In Java, C, and C++ arrays are "primitive" data types like ints and floats. The main characteristics of an array are (1) fixed size, (2) direct element access, in these languages supported using the square bracket index format.
In C++ there's std::vector which is a resizable, direct access collection of some type of thing. In Java they call this same concept ArrayList (it may work a little differently than std::vector but it covers the same use case). Wikipedia covers the general concept. The main change is the vector/array list is resizable or growable, if you push another item to the list and it exceeds the allocated space, it will move its content to another location with more space.
C's array type is all the language defines. Anything more complicated or featureful than that comes from a library or hand-rolled data structure. You could implement an array list yourself using a dynamically allocated array for internal storage, and re-allocating when the storage filled. You wouldn't have to use an array for backend storage if you found something else (you could use a linked list and pretend it was an array list, but random access to the n-th item would be a scan forward from the head of the list and it wouldn't perform as quickly as an array does).

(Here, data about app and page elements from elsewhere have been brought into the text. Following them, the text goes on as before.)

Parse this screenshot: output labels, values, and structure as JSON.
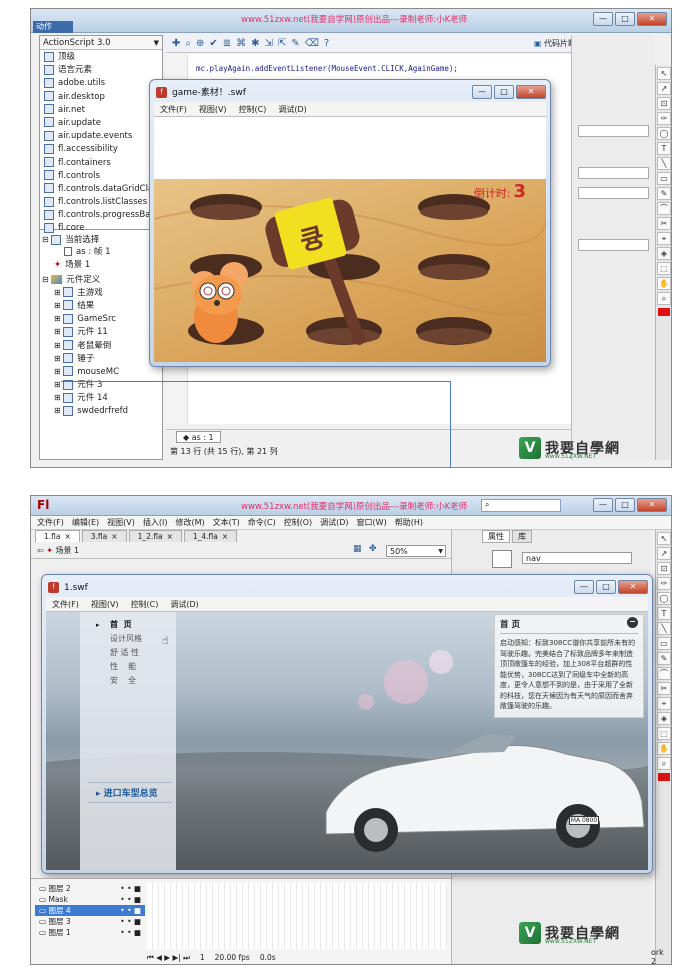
{
  "watermark_top": "www.51zxw.net(我要自学网)原创出品---录制老师:小K老师",
  "logo": {
    "name": "我要自學網",
    "url_text": "www.51ZXW.NET"
  },
  "shot1": {
    "actions_tab": "动作",
    "as_version": "ActionScript 3.0",
    "packages": [
      "顶级",
      "语言元素",
      "adobe.utils",
      "air.desktop",
      "air.net",
      "air.update",
      "air.update.events",
      "fl.accessibility",
      "fl.containers",
      "fl.controls",
      "fl.controls.dataGridCla...",
      "fl.controls.listClasses",
      "fl.controls.progressBar...",
      "fl.core"
    ],
    "tree": {
      "current_selection": "当前选择",
      "current_item": "as : 帧 1",
      "scene": "场景 1",
      "symbols": "元件定义",
      "symbol_items": [
        "主游戏",
        "结果",
        "GameSrc",
        "元件 11",
        "老鼠晕倒",
        "锤子",
        "mouseMC",
        "元件 3",
        "元件 14",
        "swdedrfrefd"
      ]
    },
    "code_snippet_label": "代码片断",
    "code_line": "mc.playAgain.addEventListener(MouseEvent.CLICK,AgainGame);",
    "as_tab": "as : 1",
    "status": "第 13 行 (共 15 行), 第 21 列",
    "swf_title": "game-素材！.swf",
    "swf_menu": [
      "文件(F)",
      "视图(V)",
      "控制(C)",
      "调试(D)"
    ],
    "countdown_label": "倒计时:",
    "countdown_value": "3",
    "hammer_text": "큥"
  },
  "shot2": {
    "app_logo": "Fl",
    "menu": [
      "文件(F)",
      "编辑(E)",
      "视图(V)",
      "插入(I)",
      "修改(M)",
      "文本(T)",
      "命令(C)",
      "控制(O)",
      "调试(D)",
      "窗口(W)",
      "帮助(H)"
    ],
    "tabs": [
      "1.fla",
      "3.fla",
      "1_2.fla",
      "1_4.fla"
    ],
    "scene": "场景 1",
    "zoom": "50%",
    "panel_tabs": [
      "属性",
      "库"
    ],
    "library_search": "nav",
    "swf_title": "1.swf",
    "swf_menu": [
      "文件(F)",
      "视图(V)",
      "控制(C)",
      "调试(D)"
    ],
    "nav_items": [
      "首  页",
      "设计风格",
      "舒 适 性",
      "性    能",
      "安    全"
    ],
    "nav_bottom": "进口车型总览",
    "info_title": "首  页",
    "info_text": "启动感知：标致308CC谱你共享前所未有的驾驶乐趣。完美结合了标致品牌多年来制造顶顶敞篷车的经验，加上308平台超群的性能优势，308CC达到了同级车中全新的高度，更令人意想不到的是，由于采用了全新的科技，您在天候因为有天气的原因而舍弃敞篷驾驶的乐趣。",
    "plate": "MA 0800",
    "layers": [
      "图层 2",
      "Mask",
      "图层 4",
      "图层 3",
      "图层 1"
    ],
    "timeline_fps": "20.00 fps",
    "timeline_time": "0.0s",
    "timeline_frame": "1",
    "work_label": "ork 2"
  }
}
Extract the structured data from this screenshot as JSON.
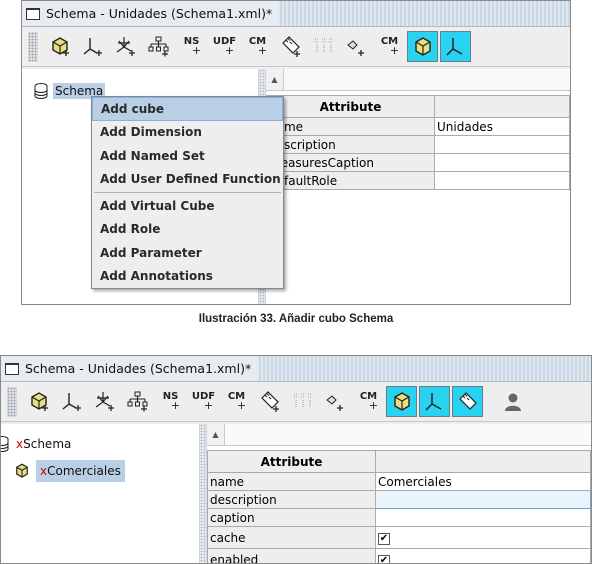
{
  "figure1": {
    "window_title": "Schema - Unidades (Schema1.xml)*",
    "tree_root": "Schema",
    "context_menu": [
      "Add cube",
      "Add Dimension",
      "Add Named Set",
      "Add User Defined Function",
      "Add Virtual Cube",
      "Add Role",
      "Add Parameter",
      "Add Annotations"
    ],
    "highlighted_menu_item": "Add cube",
    "table_header": "Attribute",
    "attributes": [
      {
        "name": "name",
        "value": "Unidades"
      },
      {
        "name": "description",
        "value": ""
      },
      {
        "name": "measuresCaption",
        "value": ""
      },
      {
        "name": "defaultRole",
        "value": ""
      }
    ]
  },
  "caption": "Ilustración 33. Añadir cubo Schema",
  "figure2": {
    "window_title": "Schema - Unidades (Schema1.xml)*",
    "tree_root_prefix": "x",
    "tree_root": "Schema",
    "tree_child_prefix": "x",
    "tree_child": "Comerciales",
    "table_header": "Attribute",
    "attributes": [
      {
        "name": "name",
        "value": "Comerciales"
      },
      {
        "name": "description",
        "value": ""
      },
      {
        "name": "caption",
        "value": ""
      },
      {
        "name": "cache",
        "value": "✔"
      },
      {
        "name": "enabled",
        "value": "✔"
      }
    ]
  },
  "toolbar_icons": [
    "add-cube-icon",
    "add-dimension-icon",
    "add-hierarchy-icon",
    "add-level-icon",
    "add-named-set-icon",
    "add-udf-icon",
    "add-calculated-member-icon",
    "add-measure-icon",
    "add-measure-group-icon",
    "add-property-icon",
    "add-cube-measure-icon"
  ],
  "toolbar_text_labels": {
    "ns": "NS",
    "udf": "UDF",
    "cm": "CM",
    "plus": "+"
  },
  "colors": {
    "accent_cyan": "#27d3f0",
    "selection": "#b8cfe5",
    "error_x": "#d40000"
  }
}
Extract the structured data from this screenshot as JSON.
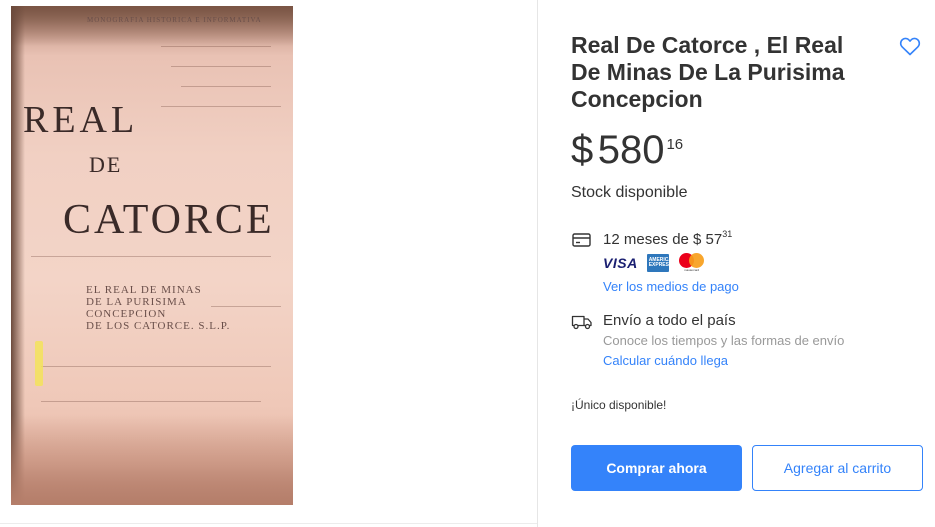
{
  "product": {
    "title": "Real De Catorce , El Real De Minas De La Purisima Concepcion",
    "price": {
      "symbol": "$",
      "integer": "580",
      "cents": "16"
    },
    "stock": "Stock disponible"
  },
  "gallery": {
    "image_text": {
      "line1": "REAL",
      "line2": "DE",
      "line3": "CATORCE",
      "small": [
        "EL REAL DE MINAS",
        "DE LA PURISIMA",
        "CONCEPCION",
        "DE LOS CATORCE. S.L.P."
      ],
      "header": "MONOGRAFIA HISTORICA E INFORMATIVA"
    }
  },
  "payment": {
    "installments_prefix": "12 meses de $ 57",
    "installments_cents": "31",
    "cards": [
      "VISA",
      "AMERICAN EXPRESS",
      "mastercard"
    ],
    "link": "Ver los medios de pago"
  },
  "shipping": {
    "title": "Envío a todo el país",
    "subtitle": "Conoce los tiempos y las formas de envío",
    "link": "Calcular cuándo llega"
  },
  "availability": "¡Único disponible!",
  "actions": {
    "buy": "Comprar ahora",
    "cart": "Agregar al carrito"
  },
  "colors": {
    "accent": "#3483fa",
    "text": "#333333",
    "muted": "#999999"
  }
}
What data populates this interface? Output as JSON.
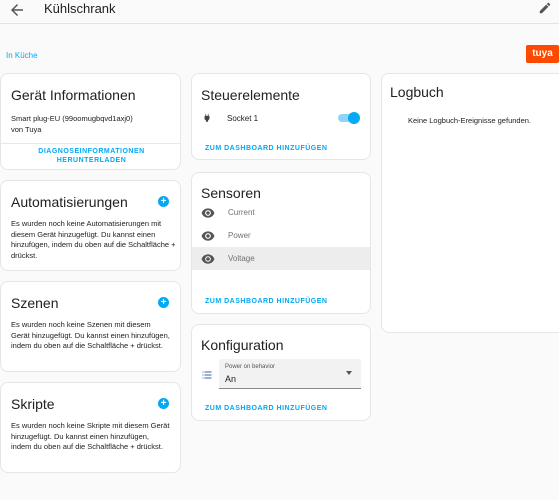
{
  "header": {
    "title": "Kühlschrank"
  },
  "area_link": "In Küche",
  "brand_logo_text": "tuya",
  "device_info": {
    "title": "Gerät Informationen",
    "model": "Smart plug-EU (99oomugbqvd1axj0)",
    "vendor": "von Tuya",
    "download_label_line1": "DIAGNOSEINFORMATIONEN",
    "download_label_line2": "HERUNTERLADEN"
  },
  "automations": {
    "title": "Automatisierungen",
    "text": "Es wurden noch keine Automatisierungen mit diesem Gerät hinzugefügt. Du kannst einen hinzufügen, indem du oben auf die Schaltfläche + drückst."
  },
  "scenes": {
    "title": "Szenen",
    "text": "Es wurden noch keine Szenen mit diesem Gerät hinzugefügt. Du kannst einen hinzufügen, indem du oben auf die Schaltfläche + drückst."
  },
  "scripts": {
    "title": "Skripte",
    "text": "Es wurden noch keine Skripte mit diesem Gerät hinzugefügt. Du kannst einen hinzufügen, indem du oben auf die Schaltfläche + drückst."
  },
  "controls": {
    "title": "Steuerelemente",
    "socket_label": "Socket 1",
    "socket_on": true,
    "add_dashboard": "ZUM DASHBOARD HINZUFÜGEN"
  },
  "sensors": {
    "title": "Sensoren",
    "items": [
      "Current",
      "Power",
      "Voltage"
    ],
    "add_dashboard": "ZUM DASHBOARD HINZUFÜGEN"
  },
  "config": {
    "title": "Konfiguration",
    "select_label": "Power on behavior",
    "select_value": "An",
    "add_dashboard": "ZUM DASHBOARD HINZUFÜGEN"
  },
  "logbook": {
    "title": "Logbuch",
    "empty": "Keine Logbuch-Ereignisse gefunden."
  },
  "colors": {
    "accent": "#03a9f4",
    "brand": "#ff4800"
  }
}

I think this has implications for direct pointer access to the elements of the vector - if you had a pointer to the second location in an array, you could always access the third location by pointer arithmetic (the array's location is fixed in memory when you create it), but an array list could move the storage of the elements at any time without exposing that information to the end user, rendering a pointer invalid after adding or removing an element. In Java, you would always use the ArrayList accessor get(index) but in C++ you could do something dangerous there via pointers to a vector's content.